She was transferred to St James Hospital in Leeds, West Yorkshire, which has a specialist liver transplant centre and she was there for three weeks.
During her stay there specialists tried her on different medications and monitored her.
But despite their efforts, she continued to deteriorate and doctors gave her just seven days to live without a liver transplant.
Ms Gregson was twice told a donor organ had been found but was left disappointed when tests revealed they were not a suitable match.
So when doctors said they had another liver for her, she tried not to get her hopes up.
This time the liver transplant went ahead during surgery which took about six hours.
She managed to get out of bed and walk within a day of the surgery and was at home just nine days after the transplant.
Doctors believe Ms Gregson actually had auto immune hepatitis, where cells called lymphocytes think cells in the liver are foreign, so attack and destroy them.
Ms Gregson was given just a week to live without a transplant but has gone back to work after receiving a donor liver
Following her transplant, she returned to work part-time six months later.
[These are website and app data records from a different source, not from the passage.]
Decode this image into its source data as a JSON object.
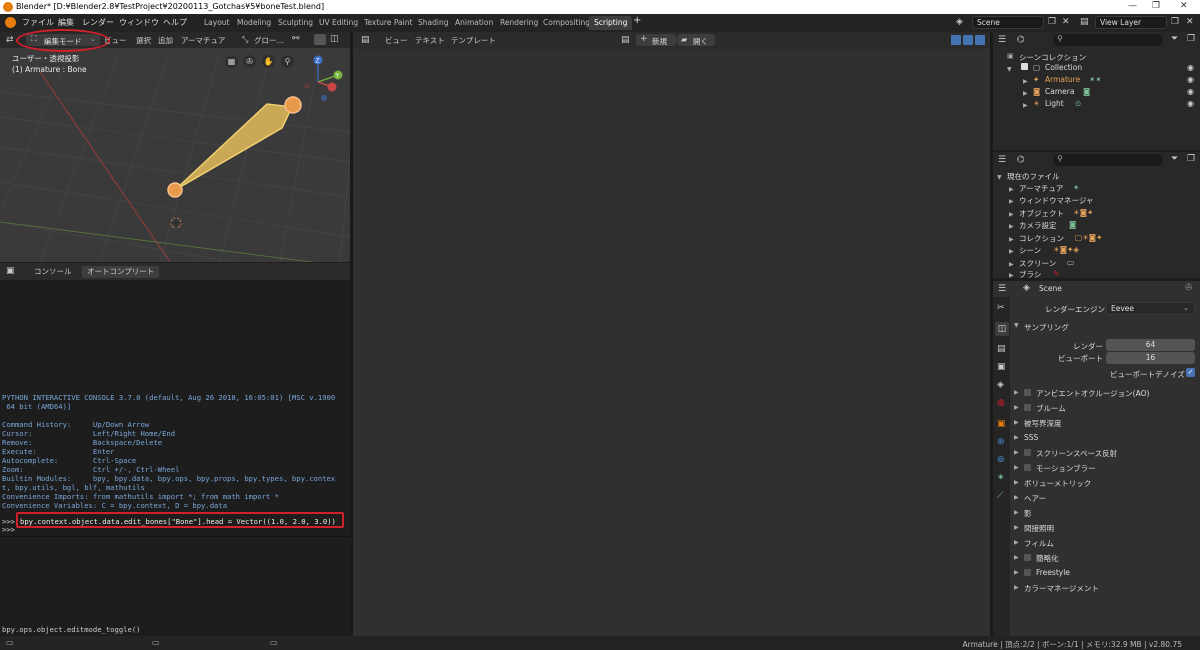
{
  "window": {
    "title": "Blender* [D:¥Blender2.8¥TestProject¥20200113_Gotchas¥5¥boneTest.blend]"
  },
  "menu": [
    "ファイル",
    "編集",
    "レンダー",
    "ウィンドウ",
    "ヘルプ"
  ],
  "workspaces": [
    "Layout",
    "Modeling",
    "Sculpting",
    "UV Editing",
    "Texture Paint",
    "Shading",
    "Animation",
    "Rendering",
    "Compositing",
    "Scripting"
  ],
  "active_workspace": "Scripting",
  "scene_field": "Scene",
  "view_layer_field": "View Layer",
  "viewport": {
    "mode": "編集モード",
    "menu": [
      "ビュー",
      "選択",
      "追加",
      "アーマチュア"
    ],
    "transform": "グロー...",
    "overlay_line1": "ユーザー・透視投影",
    "overlay_line2": "(1) Armature : Bone",
    "gizmo": [
      "Z",
      "Y",
      "X"
    ]
  },
  "console": {
    "tabs": [
      "コンソール",
      "オートコンプリート"
    ],
    "banner": [
      "PYTHON INTERACTIVE CONSOLE 3.7.0 (default, Aug 26 2018, 16:05:01) [MSC v.1900",
      " 64 bit (AMD64)]",
      "",
      "Command History:     Up/Down Arrow",
      "Cursor:              Left/Right Home/End",
      "Remove:              Backspace/Delete",
      "Execute:             Enter",
      "Autocomplete:        Ctrl-Space",
      "Zoom:                Ctrl +/-, Ctrl-Wheel",
      "Builtin Modules:     bpy, bpy.data, bpy.ops, bpy.props, bpy.types, bpy.contex",
      "t, bpy.utils, bgl, blf, mathutils",
      "Convenience Imports: from mathutils import *; from math import *",
      "Convenience Variables: C = bpy.context, D = bpy.data"
    ],
    "prompt": ">>>",
    "command": "bpy.context.object.data.edit_bones[\"Bone\"].head = Vector((1.0, 2.0, 3.0))",
    "prompt2": ">>>"
  },
  "info": {
    "line": "bpy.ops.object.editmode_toggle()"
  },
  "text_editor": {
    "menu": [
      "ビュー",
      "テキスト",
      "テンプレート"
    ],
    "new_label": "新規",
    "open_label": "開く"
  },
  "outliner": {
    "root": "シーンコレクション",
    "collection": "Collection",
    "items": [
      "Armature",
      "Camera",
      "Light"
    ]
  },
  "file_view": {
    "root": "現在のファイル",
    "items": [
      "アーマチュア",
      "ウィンドウマネージャ",
      "オブジェクト",
      "カメラ設定",
      "コレクション",
      "シーン",
      "スクリーン",
      "ブラシ"
    ]
  },
  "properties": {
    "scene_label": "Scene",
    "render_engine_label": "レンダーエンジン",
    "render_engine_value": "Eevee",
    "sampling_label": "サンプリング",
    "render_label": "レンダー",
    "render_value": "64",
    "viewport_label": "ビューポート",
    "viewport_value": "16",
    "viewport_denoise_label": "ビューポートデノイズ",
    "panels": [
      {
        "label": "アンビエントオクルージョン(AO)",
        "checkbox": true
      },
      {
        "label": "ブルーム",
        "checkbox": true
      },
      {
        "label": "被写界深度",
        "checkbox": false
      },
      {
        "label": "SSS",
        "checkbox": false
      },
      {
        "label": "スクリーンスペース反射",
        "checkbox": true
      },
      {
        "label": "モーションブラー",
        "checkbox": true
      },
      {
        "label": "ボリューメトリック",
        "checkbox": false
      },
      {
        "label": "ヘアー",
        "checkbox": false
      },
      {
        "label": "影",
        "checkbox": false
      },
      {
        "label": "間接照明",
        "checkbox": false
      },
      {
        "label": "フィルム",
        "checkbox": false
      },
      {
        "label": "簡略化",
        "checkbox": true
      },
      {
        "label": "Freestyle",
        "checkbox": true
      },
      {
        "label": "カラーマネージメント",
        "checkbox": false
      }
    ]
  },
  "status": {
    "text": "Armature | 頂点:2/2 | ボーン:1/1 | メモリ:32.9 MB | v2.80.75"
  },
  "colors": {
    "accent_orange": "#e87d0d",
    "highlight_red": "#d0202a",
    "console_blue": "#7aa6da"
  }
}
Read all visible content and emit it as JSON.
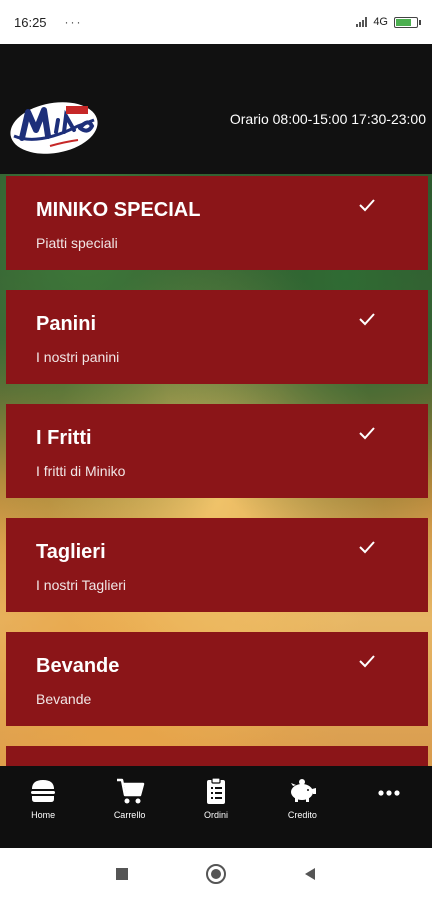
{
  "status": {
    "time": "16:25",
    "dots": "···",
    "network": "4G"
  },
  "header": {
    "hours": "Orario 08:00-15:00 17:30-23:00"
  },
  "categories": [
    {
      "title": "MINIKO SPECIAL",
      "subtitle": "Piatti speciali"
    },
    {
      "title": "Panini",
      "subtitle": "I nostri panini"
    },
    {
      "title": "I Fritti",
      "subtitle": "I fritti di Miniko"
    },
    {
      "title": "Taglieri",
      "subtitle": "I nostri Taglieri"
    },
    {
      "title": "Bevande",
      "subtitle": "Bevande"
    }
  ],
  "nav": {
    "home": "Home",
    "cart": "Carrello",
    "orders": "Ordini",
    "credit": "Credito"
  },
  "colors": {
    "card": "#8b1518",
    "header": "#111111"
  }
}
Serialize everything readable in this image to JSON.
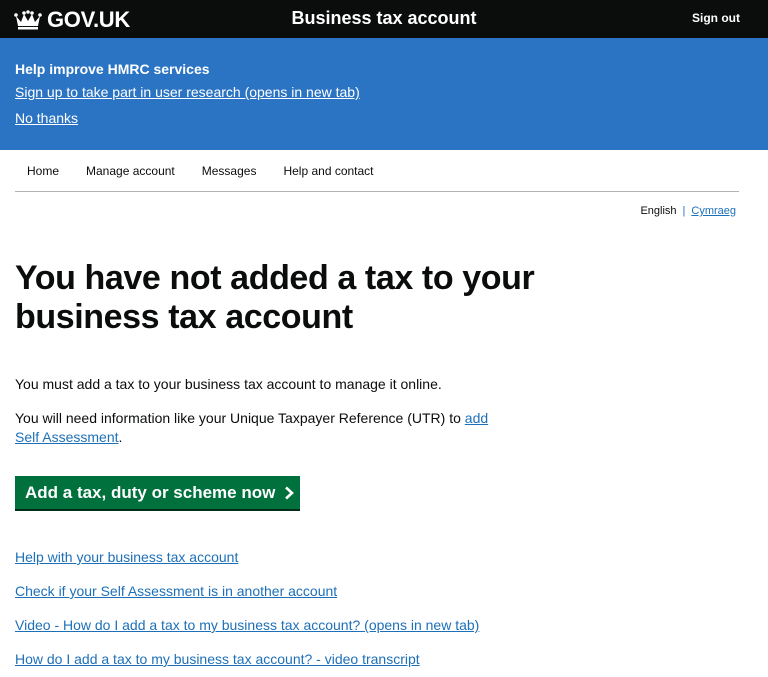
{
  "header": {
    "logo_text": "GOV.UK",
    "service_name": "Business tax account",
    "sign_out": "Sign out"
  },
  "banner": {
    "title": "Help improve HMRC services",
    "signup_link": "Sign up to take part in user research (opens in new tab)",
    "no_thanks": "No thanks"
  },
  "nav": {
    "items": [
      "Home",
      "Manage account",
      "Messages",
      "Help and contact"
    ]
  },
  "language": {
    "current": "English",
    "separator": "|",
    "other": "Cymraeg"
  },
  "main": {
    "title": "You have not added a tax to your business tax account",
    "para1": "You must add a tax to your business tax account to manage it online.",
    "para2_text": "You will need information like your Unique Taxpayer Reference (UTR) to ",
    "para2_link": "add Self Assessment",
    "para2_end": ".",
    "start_button": "Add a tax, duty or scheme now",
    "links": [
      "Help with your business tax account",
      "Check if your Self Assessment is in another account",
      "Video - How do I add a tax to my business tax account? (opens in new tab)",
      "How do I add a tax to my business tax account? - video transcript"
    ]
  },
  "colors": {
    "header_bg": "#0b0c0c",
    "banner_bg": "#2b74c3",
    "link": "#1d70b8",
    "button_bg": "#00703c"
  },
  "icons": [
    "crown-icon",
    "chevron-right-icon"
  ]
}
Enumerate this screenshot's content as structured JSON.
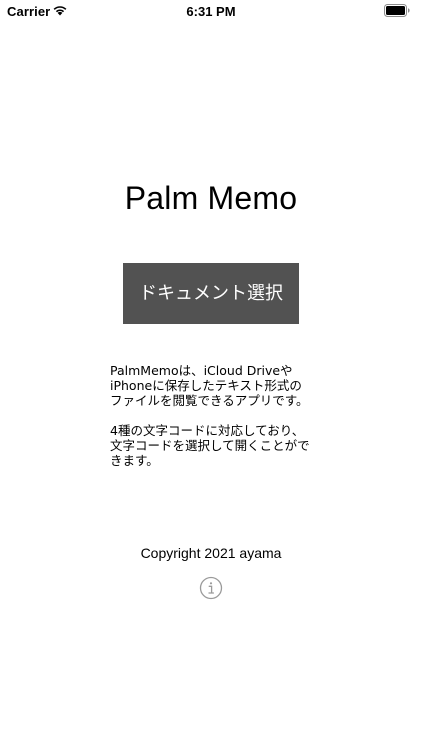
{
  "status_bar": {
    "carrier": "Carrier",
    "time": "6:31 PM"
  },
  "main": {
    "title": "Palm Memo",
    "select_button_label": "ドキュメント選択",
    "description_lines_1": "PalmMemoは、iCloud Driveや\niPhoneに保存したテキスト形式の\nファイルを閲覧できるアプリです。",
    "description_lines_2": "4種の文字コードに対応しており、\n文字コードを選択して開くことがで\nきます。",
    "copyright": "Copyright 2021 ayama"
  },
  "icons": {
    "wifi": "wifi-icon",
    "battery": "battery-icon",
    "info": "info-icon"
  },
  "colors": {
    "button_background": "#525252",
    "button_text": "#ffffff",
    "info_icon": "#9a9a9a"
  }
}
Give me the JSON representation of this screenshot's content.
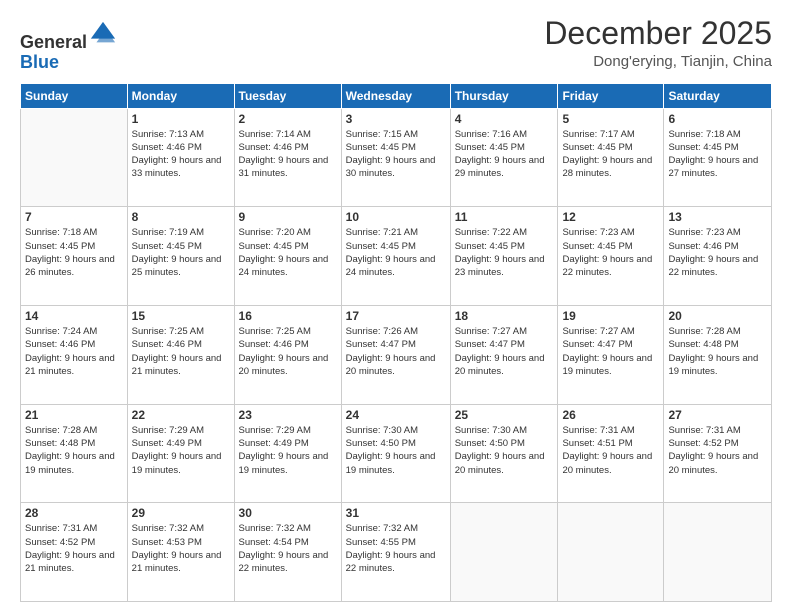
{
  "logo": {
    "general": "General",
    "blue": "Blue"
  },
  "header": {
    "month": "December 2025",
    "location": "Dong'erying, Tianjin, China"
  },
  "days_of_week": [
    "Sunday",
    "Monday",
    "Tuesday",
    "Wednesday",
    "Thursday",
    "Friday",
    "Saturday"
  ],
  "weeks": [
    [
      {
        "day": "",
        "info": ""
      },
      {
        "day": "1",
        "info": "Sunrise: 7:13 AM\nSunset: 4:46 PM\nDaylight: 9 hours\nand 33 minutes."
      },
      {
        "day": "2",
        "info": "Sunrise: 7:14 AM\nSunset: 4:46 PM\nDaylight: 9 hours\nand 31 minutes."
      },
      {
        "day": "3",
        "info": "Sunrise: 7:15 AM\nSunset: 4:45 PM\nDaylight: 9 hours\nand 30 minutes."
      },
      {
        "day": "4",
        "info": "Sunrise: 7:16 AM\nSunset: 4:45 PM\nDaylight: 9 hours\nand 29 minutes."
      },
      {
        "day": "5",
        "info": "Sunrise: 7:17 AM\nSunset: 4:45 PM\nDaylight: 9 hours\nand 28 minutes."
      },
      {
        "day": "6",
        "info": "Sunrise: 7:18 AM\nSunset: 4:45 PM\nDaylight: 9 hours\nand 27 minutes."
      }
    ],
    [
      {
        "day": "7",
        "info": "Sunrise: 7:18 AM\nSunset: 4:45 PM\nDaylight: 9 hours\nand 26 minutes."
      },
      {
        "day": "8",
        "info": "Sunrise: 7:19 AM\nSunset: 4:45 PM\nDaylight: 9 hours\nand 25 minutes."
      },
      {
        "day": "9",
        "info": "Sunrise: 7:20 AM\nSunset: 4:45 PM\nDaylight: 9 hours\nand 24 minutes."
      },
      {
        "day": "10",
        "info": "Sunrise: 7:21 AM\nSunset: 4:45 PM\nDaylight: 9 hours\nand 24 minutes."
      },
      {
        "day": "11",
        "info": "Sunrise: 7:22 AM\nSunset: 4:45 PM\nDaylight: 9 hours\nand 23 minutes."
      },
      {
        "day": "12",
        "info": "Sunrise: 7:23 AM\nSunset: 4:45 PM\nDaylight: 9 hours\nand 22 minutes."
      },
      {
        "day": "13",
        "info": "Sunrise: 7:23 AM\nSunset: 4:46 PM\nDaylight: 9 hours\nand 22 minutes."
      }
    ],
    [
      {
        "day": "14",
        "info": "Sunrise: 7:24 AM\nSunset: 4:46 PM\nDaylight: 9 hours\nand 21 minutes."
      },
      {
        "day": "15",
        "info": "Sunrise: 7:25 AM\nSunset: 4:46 PM\nDaylight: 9 hours\nand 21 minutes."
      },
      {
        "day": "16",
        "info": "Sunrise: 7:25 AM\nSunset: 4:46 PM\nDaylight: 9 hours\nand 20 minutes."
      },
      {
        "day": "17",
        "info": "Sunrise: 7:26 AM\nSunset: 4:47 PM\nDaylight: 9 hours\nand 20 minutes."
      },
      {
        "day": "18",
        "info": "Sunrise: 7:27 AM\nSunset: 4:47 PM\nDaylight: 9 hours\nand 20 minutes."
      },
      {
        "day": "19",
        "info": "Sunrise: 7:27 AM\nSunset: 4:47 PM\nDaylight: 9 hours\nand 19 minutes."
      },
      {
        "day": "20",
        "info": "Sunrise: 7:28 AM\nSunset: 4:48 PM\nDaylight: 9 hours\nand 19 minutes."
      }
    ],
    [
      {
        "day": "21",
        "info": "Sunrise: 7:28 AM\nSunset: 4:48 PM\nDaylight: 9 hours\nand 19 minutes."
      },
      {
        "day": "22",
        "info": "Sunrise: 7:29 AM\nSunset: 4:49 PM\nDaylight: 9 hours\nand 19 minutes."
      },
      {
        "day": "23",
        "info": "Sunrise: 7:29 AM\nSunset: 4:49 PM\nDaylight: 9 hours\nand 19 minutes."
      },
      {
        "day": "24",
        "info": "Sunrise: 7:30 AM\nSunset: 4:50 PM\nDaylight: 9 hours\nand 19 minutes."
      },
      {
        "day": "25",
        "info": "Sunrise: 7:30 AM\nSunset: 4:50 PM\nDaylight: 9 hours\nand 20 minutes."
      },
      {
        "day": "26",
        "info": "Sunrise: 7:31 AM\nSunset: 4:51 PM\nDaylight: 9 hours\nand 20 minutes."
      },
      {
        "day": "27",
        "info": "Sunrise: 7:31 AM\nSunset: 4:52 PM\nDaylight: 9 hours\nand 20 minutes."
      }
    ],
    [
      {
        "day": "28",
        "info": "Sunrise: 7:31 AM\nSunset: 4:52 PM\nDaylight: 9 hours\nand 21 minutes."
      },
      {
        "day": "29",
        "info": "Sunrise: 7:32 AM\nSunset: 4:53 PM\nDaylight: 9 hours\nand 21 minutes."
      },
      {
        "day": "30",
        "info": "Sunrise: 7:32 AM\nSunset: 4:54 PM\nDaylight: 9 hours\nand 22 minutes."
      },
      {
        "day": "31",
        "info": "Sunrise: 7:32 AM\nSunset: 4:55 PM\nDaylight: 9 hours\nand 22 minutes."
      },
      {
        "day": "",
        "info": ""
      },
      {
        "day": "",
        "info": ""
      },
      {
        "day": "",
        "info": ""
      }
    ]
  ]
}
‘The school, staff and pupils were very good and supportive,’ she said.
‘I talked about what happened to me and the transplant quite openly at school and explained it to people.
‘It was a bit of a shock for the pupils but they have been really good and are always very careful with germs and use hand gel as they know my immune system is lowered because of the anti-rejection medication I am on.
‘The school has also raised money for St James Hospital as recognition for my transplant and treatment.’
All she knows about her donated liver is that it came from a young man who had an accident.
She has written to his family to express how thankful she is for the gift of life.
Ms Gregson has shared her story to encourage others to sign the organ donor register.
Visit www.organdonation.nhs.uk or call 0300 123 23 23.